                                                                                                                                                                                                                                                                                                                They changed places. Quarrel brought down the sail and they took up the paddles. For at least another mile, thought Bond, they would be invisible in the troughs of the waves. Not even radar would distinguish them from the crests. It was the last mile they would have to hurry over with the dawn not far off.

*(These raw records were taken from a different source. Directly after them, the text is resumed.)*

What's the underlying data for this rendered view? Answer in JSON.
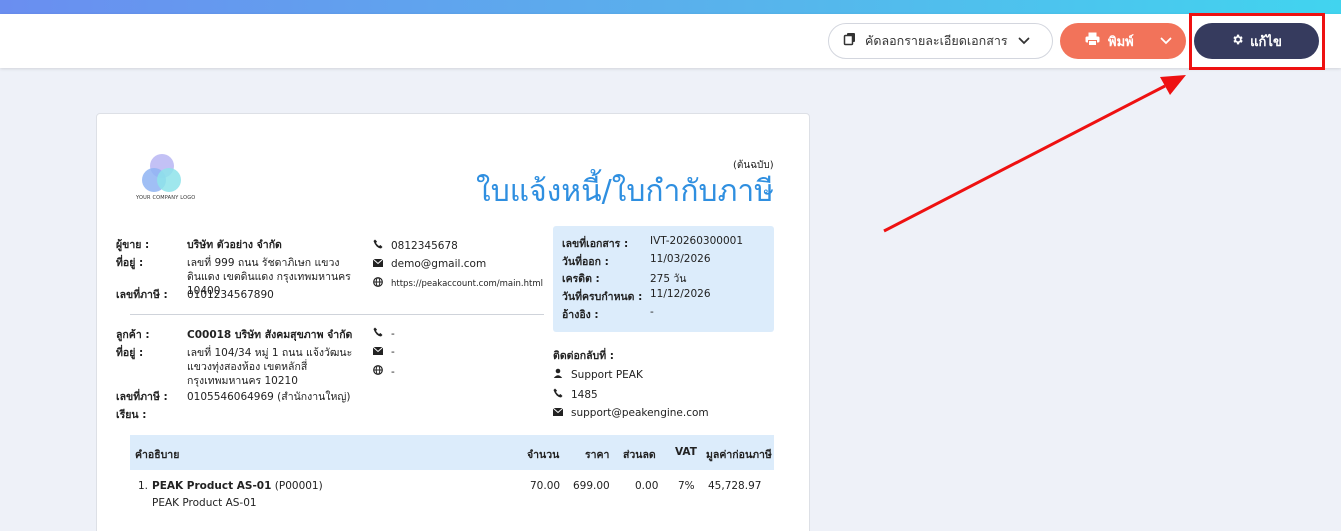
{
  "toolbar": {
    "copy_label": "คัดลอกรายละเอียดเอกสาร",
    "print_label": "พิมพ์",
    "edit_label": "แก้ไข"
  },
  "document": {
    "copy_type": "(ต้นฉบับ)",
    "title": "ใบแจ้งหนี้/ใบกำกับภาษี",
    "logo_text": "YOUR COMPANY LOGO",
    "seller": {
      "label_seller": "ผู้ขาย :",
      "name": "บริษัท ตัวอย่าง จำกัด",
      "label_address": "ที่อยู่ :",
      "address": "เลขที่ 999 ถนน รัชดาภิเษก แขวงดินแดง เขตดินแดง กรุงเทพมหานคร 10400",
      "label_taxid": "เลขที่ภาษี :",
      "taxid": "0101234567890",
      "phone": "0812345678",
      "email": "demo@gmail.com",
      "website": "https://peakaccount.com/main.html"
    },
    "customer": {
      "label_customer": "ลูกค้า :",
      "name": "C00018 บริษัท สังคมสุขภาพ จำกัด",
      "label_address": "ที่อยู่ :",
      "address": "เลขที่ 104/34 หมู่ 1 ถนน แจ้งวัฒนะ แขวงทุ่งสองห้อง เขตหลักสี่ กรุงเทพมหานคร 10210",
      "label_taxid": "เลขที่ภาษี :",
      "taxid": "0105546064969 (สำนักงานใหญ่)",
      "label_attn": "เรียน :",
      "phone": "-",
      "email": "-",
      "website": "-"
    },
    "meta": {
      "doc_no_label": "เลขที่เอกสาร :",
      "doc_no": "IVT-20260300001",
      "issue_label": "วันที่ออก :",
      "issue_date": "11/03/2026",
      "credit_label": "เครดิต :",
      "credit": "275 วัน",
      "due_label": "วันที่ครบกำหนด :",
      "due_date": "11/12/2026",
      "ref_label": "อ้างอิง :",
      "ref": "-"
    },
    "contact_us": {
      "title": "ติดต่อกลับที่ :",
      "name": "Support PEAK",
      "phone": "1485",
      "email": "support@peakengine.com"
    },
    "table": {
      "headers": {
        "description": "คำอธิบาย",
        "qty": "จำนวน",
        "price": "ราคา",
        "discount": "ส่วนลด",
        "vat": "VAT",
        "amount": "มูลค่าก่อนภาษี"
      },
      "rows": [
        {
          "no": "1.",
          "name": "PEAK Product AS-01",
          "code": "(P00001)",
          "desc": "PEAK Product AS-01",
          "qty": "70.00",
          "price": "699.00",
          "discount": "0.00",
          "vat": "7%",
          "amount": "45,728.97"
        }
      ]
    }
  },
  "colors": {
    "accent_blue": "#2f8fe0",
    "print_button": "#f2735a",
    "edit_button": "#363b5e",
    "highlight_red": "#ee1111"
  }
}
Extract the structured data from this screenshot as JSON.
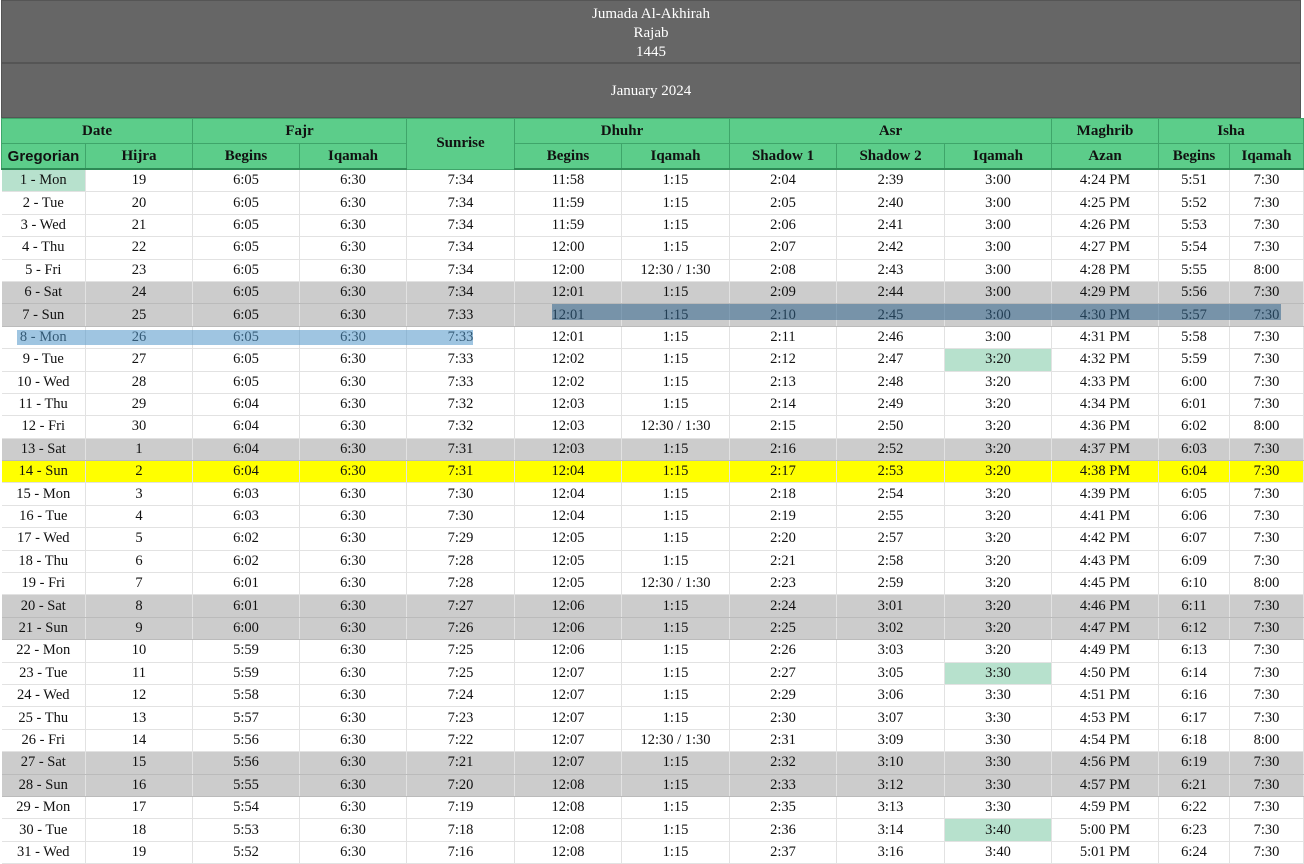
{
  "header": {
    "hijri_month_1": "Jumada Al-Akhirah",
    "hijri_month_2": "Rajab",
    "hijri_year": "1445",
    "gregorian_month": "January 2024"
  },
  "groups": {
    "date": "Date",
    "fajr": "Fajr",
    "sunrise": "Sunrise",
    "dhuhr": "Dhuhr",
    "asr": "Asr",
    "maghrib": "Maghrib",
    "isha": "Isha"
  },
  "subheaders": {
    "gregorian": "Gregorian",
    "hijra": "Hijra",
    "fajr_begins": "Begins",
    "fajr_iqamah": "Iqamah",
    "dhuhr_begins": "Begins",
    "dhuhr_iqamah": "Iqamah",
    "shadow1": "Shadow 1",
    "shadow2": "Shadow 2",
    "asr_iqamah": "Iqamah",
    "maghrib_azan": "Azan",
    "isha_begins": "Begins",
    "isha_iqamah": "Iqamah"
  },
  "colors": {
    "header_gray": "#666666",
    "header_green": "#5ccd8a",
    "weekend_gray": "#cccccc",
    "today_yellow": "#ffff00",
    "change_mint": "#b7e1cd"
  },
  "rows": [
    [
      "1 - Mon",
      "19",
      "6:05",
      "6:30",
      "7:34",
      "11:58",
      "1:15",
      "2:04",
      "2:39",
      "3:00",
      "4:24 PM",
      "5:51",
      "7:30"
    ],
    [
      "2 - Tue",
      "20",
      "6:05",
      "6:30",
      "7:34",
      "11:59",
      "1:15",
      "2:05",
      "2:40",
      "3:00",
      "4:25 PM",
      "5:52",
      "7:30"
    ],
    [
      "3 - Wed",
      "21",
      "6:05",
      "6:30",
      "7:34",
      "11:59",
      "1:15",
      "2:06",
      "2:41",
      "3:00",
      "4:26 PM",
      "5:53",
      "7:30"
    ],
    [
      "4 - Thu",
      "22",
      "6:05",
      "6:30",
      "7:34",
      "12:00",
      "1:15",
      "2:07",
      "2:42",
      "3:00",
      "4:27 PM",
      "5:54",
      "7:30"
    ],
    [
      "5 - Fri",
      "23",
      "6:05",
      "6:30",
      "7:34",
      "12:00",
      "12:30 / 1:30",
      "2:08",
      "2:43",
      "3:00",
      "4:28 PM",
      "5:55",
      "8:00"
    ],
    [
      "6 - Sat",
      "24",
      "6:05",
      "6:30",
      "7:34",
      "12:01",
      "1:15",
      "2:09",
      "2:44",
      "3:00",
      "4:29 PM",
      "5:56",
      "7:30"
    ],
    [
      "7 - Sun",
      "25",
      "6:05",
      "6:30",
      "7:33",
      "12:01",
      "1:15",
      "2:10",
      "2:45",
      "3:00",
      "4:30 PM",
      "5:57",
      "7:30"
    ],
    [
      "8 - Mon",
      "26",
      "6:05",
      "6:30",
      "7:33",
      "12:01",
      "1:15",
      "2:11",
      "2:46",
      "3:00",
      "4:31 PM",
      "5:58",
      "7:30"
    ],
    [
      "9 - Tue",
      "27",
      "6:05",
      "6:30",
      "7:33",
      "12:02",
      "1:15",
      "2:12",
      "2:47",
      "3:20",
      "4:32 PM",
      "5:59",
      "7:30"
    ],
    [
      "10 - Wed",
      "28",
      "6:05",
      "6:30",
      "7:33",
      "12:02",
      "1:15",
      "2:13",
      "2:48",
      "3:20",
      "4:33 PM",
      "6:00",
      "7:30"
    ],
    [
      "11 - Thu",
      "29",
      "6:04",
      "6:30",
      "7:32",
      "12:03",
      "1:15",
      "2:14",
      "2:49",
      "3:20",
      "4:34 PM",
      "6:01",
      "7:30"
    ],
    [
      "12 - Fri",
      "30",
      "6:04",
      "6:30",
      "7:32",
      "12:03",
      "12:30 / 1:30",
      "2:15",
      "2:50",
      "3:20",
      "4:36 PM",
      "6:02",
      "8:00"
    ],
    [
      "13 - Sat",
      "1",
      "6:04",
      "6:30",
      "7:31",
      "12:03",
      "1:15",
      "2:16",
      "2:52",
      "3:20",
      "4:37 PM",
      "6:03",
      "7:30"
    ],
    [
      "14 - Sun",
      "2",
      "6:04",
      "6:30",
      "7:31",
      "12:04",
      "1:15",
      "2:17",
      "2:53",
      "3:20",
      "4:38 PM",
      "6:04",
      "7:30"
    ],
    [
      "15 - Mon",
      "3",
      "6:03",
      "6:30",
      "7:30",
      "12:04",
      "1:15",
      "2:18",
      "2:54",
      "3:20",
      "4:39 PM",
      "6:05",
      "7:30"
    ],
    [
      "16 - Tue",
      "4",
      "6:03",
      "6:30",
      "7:30",
      "12:04",
      "1:15",
      "2:19",
      "2:55",
      "3:20",
      "4:41 PM",
      "6:06",
      "7:30"
    ],
    [
      "17 - Wed",
      "5",
      "6:02",
      "6:30",
      "7:29",
      "12:05",
      "1:15",
      "2:20",
      "2:57",
      "3:20",
      "4:42 PM",
      "6:07",
      "7:30"
    ],
    [
      "18 - Thu",
      "6",
      "6:02",
      "6:30",
      "7:28",
      "12:05",
      "1:15",
      "2:21",
      "2:58",
      "3:20",
      "4:43 PM",
      "6:09",
      "7:30"
    ],
    [
      "19 - Fri",
      "7",
      "6:01",
      "6:30",
      "7:28",
      "12:05",
      "12:30 / 1:30",
      "2:23",
      "2:59",
      "3:20",
      "4:45 PM",
      "6:10",
      "8:00"
    ],
    [
      "20 - Sat",
      "8",
      "6:01",
      "6:30",
      "7:27",
      "12:06",
      "1:15",
      "2:24",
      "3:01",
      "3:20",
      "4:46 PM",
      "6:11",
      "7:30"
    ],
    [
      "21 - Sun",
      "9",
      "6:00",
      "6:30",
      "7:26",
      "12:06",
      "1:15",
      "2:25",
      "3:02",
      "3:20",
      "4:47 PM",
      "6:12",
      "7:30"
    ],
    [
      "22 - Mon",
      "10",
      "5:59",
      "6:30",
      "7:25",
      "12:06",
      "1:15",
      "2:26",
      "3:03",
      "3:20",
      "4:49 PM",
      "6:13",
      "7:30"
    ],
    [
      "23 - Tue",
      "11",
      "5:59",
      "6:30",
      "7:25",
      "12:07",
      "1:15",
      "2:27",
      "3:05",
      "3:30",
      "4:50 PM",
      "6:14",
      "7:30"
    ],
    [
      "24 - Wed",
      "12",
      "5:58",
      "6:30",
      "7:24",
      "12:07",
      "1:15",
      "2:29",
      "3:06",
      "3:30",
      "4:51 PM",
      "6:16",
      "7:30"
    ],
    [
      "25 - Thu",
      "13",
      "5:57",
      "6:30",
      "7:23",
      "12:07",
      "1:15",
      "2:30",
      "3:07",
      "3:30",
      "4:53 PM",
      "6:17",
      "7:30"
    ],
    [
      "26 - Fri",
      "14",
      "5:56",
      "6:30",
      "7:22",
      "12:07",
      "12:30 / 1:30",
      "2:31",
      "3:09",
      "3:30",
      "4:54 PM",
      "6:18",
      "8:00"
    ],
    [
      "27 - Sat",
      "15",
      "5:56",
      "6:30",
      "7:21",
      "12:07",
      "1:15",
      "2:32",
      "3:10",
      "3:30",
      "4:56 PM",
      "6:19",
      "7:30"
    ],
    [
      "28 - Sun",
      "16",
      "5:55",
      "6:30",
      "7:20",
      "12:08",
      "1:15",
      "2:33",
      "3:12",
      "3:30",
      "4:57 PM",
      "6:21",
      "7:30"
    ],
    [
      "29 - Mon",
      "17",
      "5:54",
      "6:30",
      "7:19",
      "12:08",
      "1:15",
      "2:35",
      "3:13",
      "3:30",
      "4:59 PM",
      "6:22",
      "7:30"
    ],
    [
      "30 - Tue",
      "18",
      "5:53",
      "6:30",
      "7:18",
      "12:08",
      "1:15",
      "2:36",
      "3:14",
      "3:40",
      "5:00 PM",
      "6:23",
      "7:30"
    ],
    [
      "31 - Wed",
      "19",
      "5:52",
      "6:30",
      "7:16",
      "12:08",
      "1:15",
      "2:37",
      "3:16",
      "3:40",
      "5:01 PM",
      "6:24",
      "7:30"
    ]
  ],
  "weekend_rows": [
    5,
    6,
    12,
    19,
    20,
    26,
    27
  ],
  "today_row": 13,
  "mint_cells": [
    [
      0,
      0
    ],
    [
      8,
      9
    ],
    [
      22,
      9
    ],
    [
      29,
      9
    ]
  ]
}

                                                                                                                                                                                                                                                                                                                                                                  ‘I am to blame, Volodya . . . ’ said Zina?da. ‘I am very much to blame . . . ’ she added, wringing her hands. ‘How much there is bad and black and sinful in me! . . . But I am not playing with you now. I love you; you don’t even suspect why and how. . . . But what is it you know?’

                                                                                                                                                                                                                                                                                                                                                                                                                    So we drifted out into the hot evening street, leaving the dreadful battlefield of the party behind, and Susan and her friends wandered off, and we got a taxi in the King's Road. Derek took me right across London to a spaghetti house called The Bamboo near the Tottenham Court Road, and we had spaghetti Bolognese and a bottle of instant Beaujolais, as he called it, that he sent out for. He drank most of the Beaujolais and told me that he lived not far from Windsor and that he was nearly eighteen and this was his last term at school and he was in the cricket eleven and that he had been given twenty-four hours off in London to see lawyers as his aunt had died and left him some money. His parents had spent the day with him, and they had gone to see the M.C.C. play Kent at Lords. They had then gone back to Windsor and left him with the Normans. He was supposed to have gone to a play and then home to bed, but there had been this other party and then mine, and now how about going on to the 400?

                                                                                                                                                                                                                                                                                                                                                                                                                                                                      One of the causes of this admiration of cruelty in the world-culture of this period was the widespread respect for ‘the unconscious’. The distinction between the conscious and unconscious motives, which had played such a beneficial part in an earlier psychology, had by now led to absurdities. The unconscious was now said to be the divine will working in us. The unconscious sources of action were therefore sacred. In a race in which, through unwholesome conditioning, the ‘unconscious’ was a tissue of perverted cravings, this meant that the perverse was deified.